Learning Persian and following the situation in Iran? You may want to start watching Mohsen Sazegara
Wednesday, July 08, 2009
Persian itself isn't that difficult a language to learn, but unlike languages like French and German and the rest it can be a bit difficult finding good content, and the best content for the student of a language is always (IMO) the language being spoken at normal speed, but with subtitles so that the student can go over it at his own speed and watch the video, read it again alone, watch the video again, and so on until most of the content is understood. Something like this for example is perfect.
Luckily for those learning Persian and following the situation in Iran, there's Mohsen Sazegara (محسن سازگارا). He was one of the founding members of the Revolutionary Guard, later became disillusioned with the way the country was headed, was blocked from being able to run for president, was arrested and jailed a few times, and eventually he left the country in 2003 and has been pursuing reform from the outside ever since.
He was interviewed on CNN a few days ago (July 1st), so this video will be able to provide a better background of who he is.
What's great about Sazegara for those studying Persian is that he has been uploading videos almost daily (sometimes even more than one a day), and they all come with a complete text as well. His video yesterday for example can be seen here:

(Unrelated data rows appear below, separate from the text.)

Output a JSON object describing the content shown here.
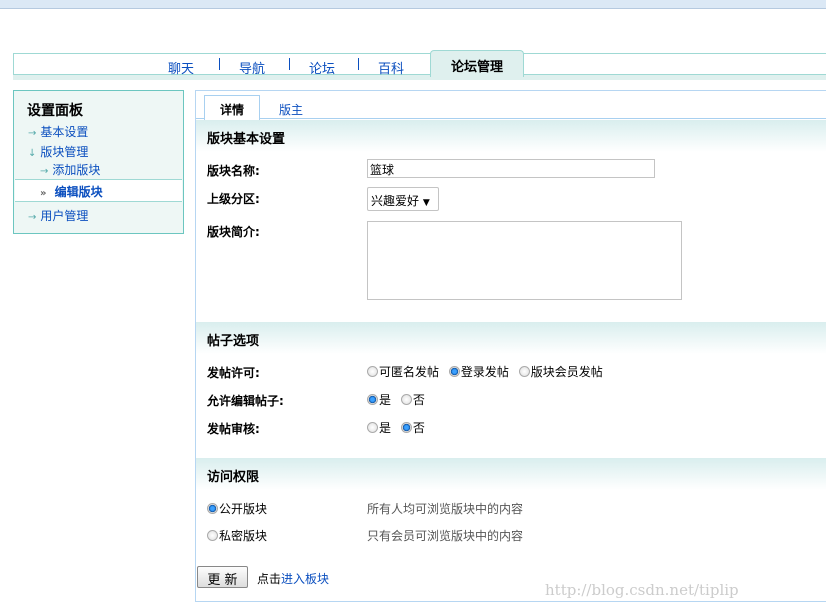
{
  "nav": {
    "items": [
      "聊天",
      "导航",
      "论坛",
      "百科"
    ],
    "active": "论坛管理"
  },
  "sidebar": {
    "title": "设置面板",
    "items": [
      "基本设置",
      "版块管理",
      "添加版块",
      "编辑版块",
      "用户管理"
    ]
  },
  "tabs": [
    "详情",
    "版主"
  ],
  "basic": {
    "title": "版块基本设置",
    "name_label": "版块名称:",
    "name_value": "篮球",
    "parent_label": "上级分区:",
    "parent_value": "兴趣爱好",
    "desc_label": "版块简介:"
  },
  "posts": {
    "title": "帖子选项",
    "perm_label": "发帖许可:",
    "perm_opts": [
      "可匿名发帖",
      "登录发帖",
      "版块会员发帖"
    ],
    "edit_label": "允许编辑帖子:",
    "audit_label": "发帖审核:",
    "yes": "是",
    "no": "否"
  },
  "access": {
    "title": "访问权限",
    "public": "公开版块",
    "public_desc": "所有人均可浏览版块中的内容",
    "private": "私密版块",
    "private_desc": "只有会员可浏览版块中的内容"
  },
  "footer": {
    "button": "更 新",
    "hint": "点击",
    "link": "进入板块"
  },
  "watermark": "http://blog.csdn.net/tiplip"
}
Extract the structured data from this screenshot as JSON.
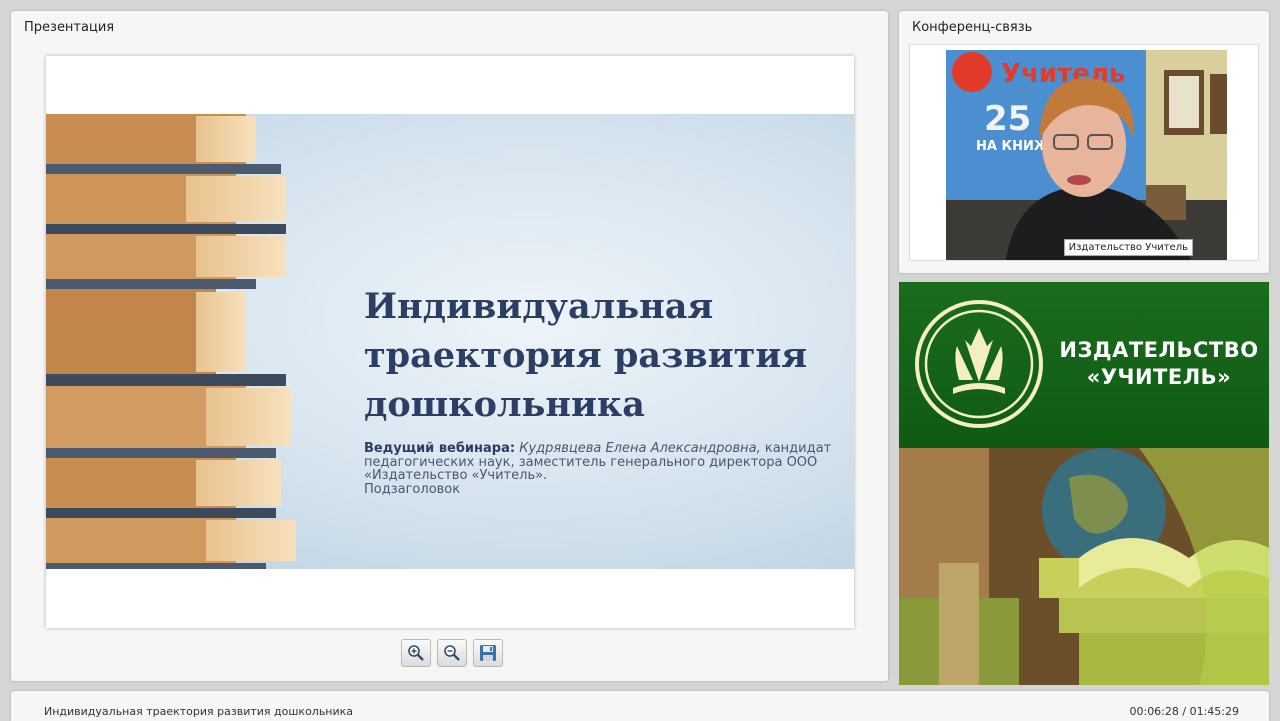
{
  "presentation": {
    "panel_title": "Презентация",
    "slide": {
      "title": "Индивидуальная траектория развития дошкольника",
      "presenter_label": "Ведущий вебинара:",
      "presenter_name": "Кудрявцева Елена Александровна,",
      "presenter_details": "кандидат педагогических наук, заместитель генерального директора ООО «Издательство «Учитель».",
      "subtitle_placeholder": "Подзаголовок"
    },
    "toolbar": {
      "zoom_in_icon": "zoom-in-icon",
      "zoom_out_icon": "zoom-out-icon",
      "save_icon": "save-icon"
    }
  },
  "conference": {
    "panel_title": "Конференц-связь",
    "video_label": "Издательство Учитель",
    "poster_text": "Учитель",
    "poster_number": "25",
    "poster_caption": "НА КНИЖ"
  },
  "ad": {
    "brand_line1": "ИЗДАТЕЛЬСТВО",
    "brand_line2": "«УЧИТЕЛЬ»"
  },
  "status": {
    "title": "Индивидуальная траектория развития дошкольника",
    "time": "00:06:28 / 01:45:29"
  },
  "colors": {
    "slide_title": "#2c3e63",
    "brand_green": "#1b6c1d",
    "background": "#d5d5d5"
  }
}
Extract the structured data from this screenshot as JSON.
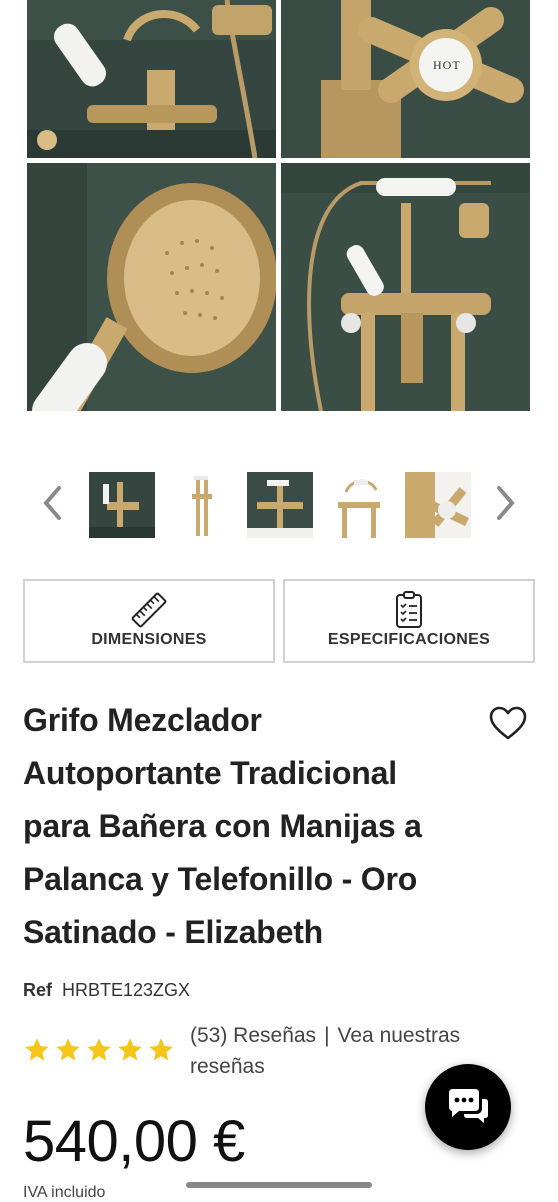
{
  "gallery": {
    "images": [
      "bath-mixer-handle-closeup",
      "hot-cross-handle-closeup",
      "shower-handset-closeup",
      "freestanding-bath-mixer"
    ],
    "thumbnails": [
      "thumb-mixer-front",
      "thumb-mixer-full-standing",
      "thumb-mixer-dark-wall",
      "thumb-mixer-white-bg",
      "thumb-mixer-cross-handle"
    ]
  },
  "hot_label": "HOT",
  "buttons": {
    "dimensions": "DIMENSIONES",
    "specifications": "ESPECIFICACIONES"
  },
  "product": {
    "title": "Grifo Mezclador Autoportante Tradicional para Bañera con Manijas a Palanca y Telefonillo - Oro Satinado - Elizabeth",
    "ref_label": "Ref",
    "ref_value": "HRBTE123ZGX",
    "rating": 5,
    "reviews_count": "(53) Reseñas",
    "reviews_sep": "|",
    "reviews_link": "Vea nuestras reseñas",
    "price": "540,00 €",
    "vat_note": "IVA incluido"
  },
  "colors": {
    "star": "#f5c518",
    "wall": "#33443d",
    "brass": "#c9a96e"
  }
}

and the complete text can be seen at this link, which is one link of many from his Google Group where all the rest of the texts and links to videos are kept.

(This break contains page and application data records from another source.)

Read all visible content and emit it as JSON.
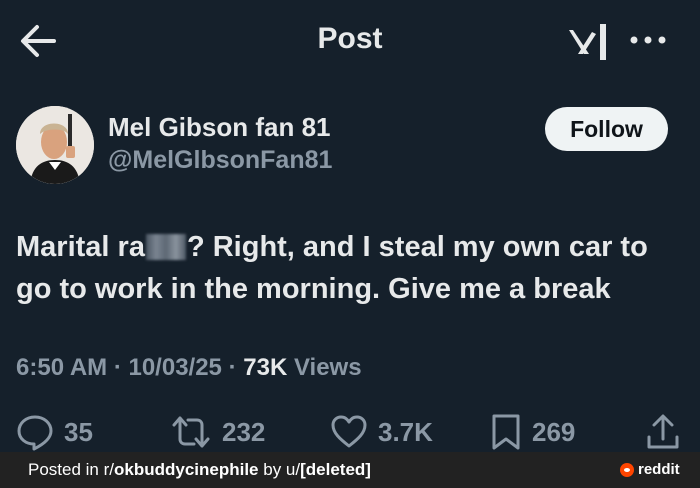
{
  "header": {
    "title": "Post",
    "back_icon": "back-arrow-icon",
    "brand_icon": "xai-logo-icon",
    "more_icon": "more-options-icon"
  },
  "author": {
    "name": "Mel Gibson fan 81",
    "handle": "@MelGlbsonFan81",
    "follow_label": "Follow"
  },
  "post": {
    "text_before": "Marital ra",
    "text_after": "? Right, and I steal my own car to go to work in the morning. Give me a break"
  },
  "meta": {
    "time": "6:50 AM",
    "sep1": "·",
    "date": "10/03/25",
    "sep2": "·",
    "views_count": "73K",
    "views_label": "Views"
  },
  "actions": {
    "replies": "35",
    "reposts": "232",
    "likes": "3.7K",
    "bookmarks": "269"
  },
  "footer": {
    "posted_in": "Posted in r/",
    "subreddit": "okbuddycinephile",
    "by": " by u/",
    "user": "[deleted]",
    "brand": "reddit"
  },
  "colors": {
    "background": "#15202b",
    "text": "#e7e9ea",
    "muted": "#8b98a5",
    "reddit": "#ff4500"
  }
}
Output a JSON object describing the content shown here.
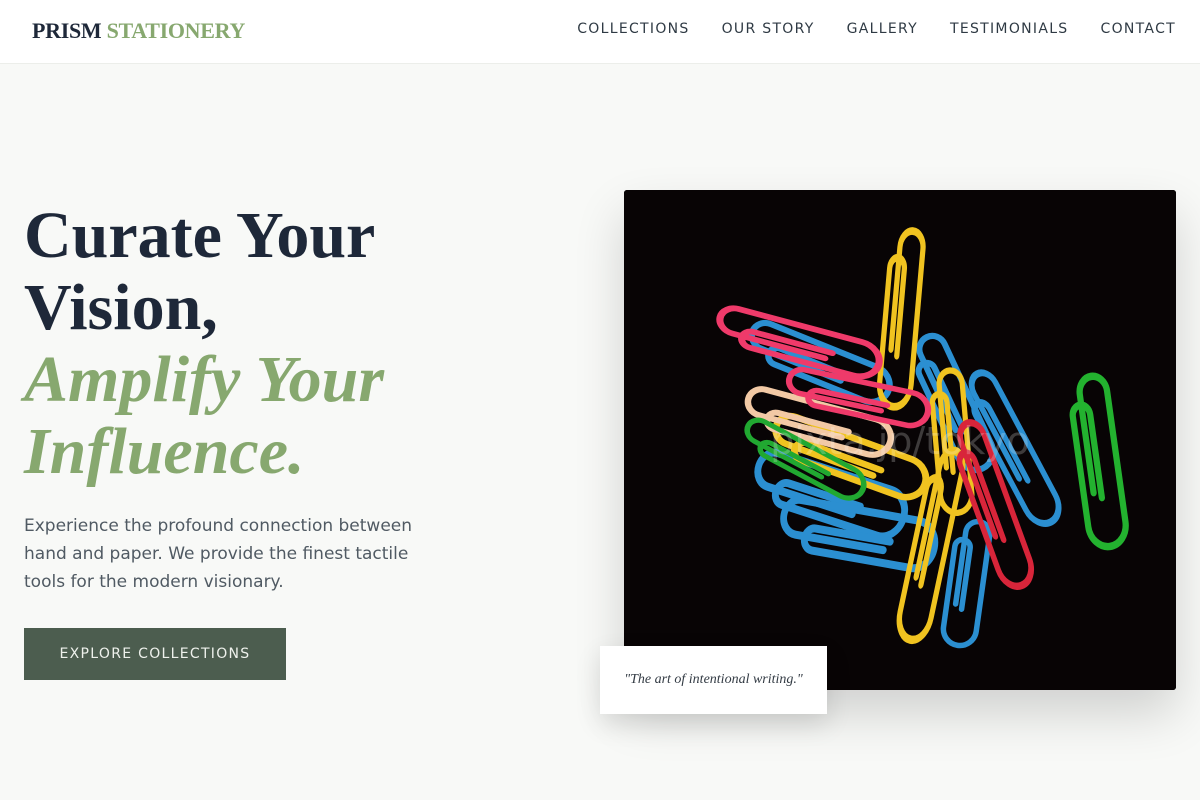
{
  "brand": {
    "part1": "PRISM",
    "part2": "STATIONERY",
    "accent_color": "#87a86f",
    "text_color": "#1e2839"
  },
  "nav": {
    "items": [
      {
        "label": "COLLECTIONS"
      },
      {
        "label": "OUR STORY"
      },
      {
        "label": "GALLERY"
      },
      {
        "label": "TESTIMONIALS"
      },
      {
        "label": "CONTACT"
      }
    ]
  },
  "hero": {
    "title_line1": "Curate Your Vision,",
    "title_line2": "Amplify Your Influence.",
    "description": "Experience the profound connection between hand and paper. We provide the finest tactile tools for the modern visionary.",
    "cta_label": "EXPLORE COLLECTIONS",
    "cta_color": "#4c5d4f"
  },
  "image": {
    "subject": "colorful paper clips on black background",
    "watermark": "pixta.jp/tokyo",
    "caption": "\"The art of intentional writing.\""
  }
}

The videos are naturally not made specifically for students of Persian and so there are no holds barred in the content, but simply listening to a language and following along is good practice even for beginners, and there are probably a lot of overseas Iranians out there that haven't been able to maintain perfect fluency in their Persian (writing is always especially annoying for those living abroad), so these videos are good for them too.

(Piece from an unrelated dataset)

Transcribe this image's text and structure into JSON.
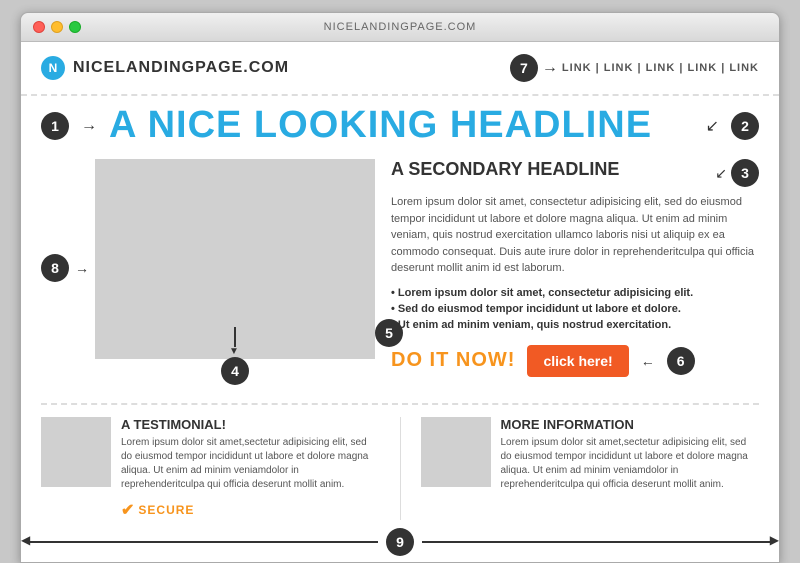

As for the content - mostly the current situation and techniques to use when protesting.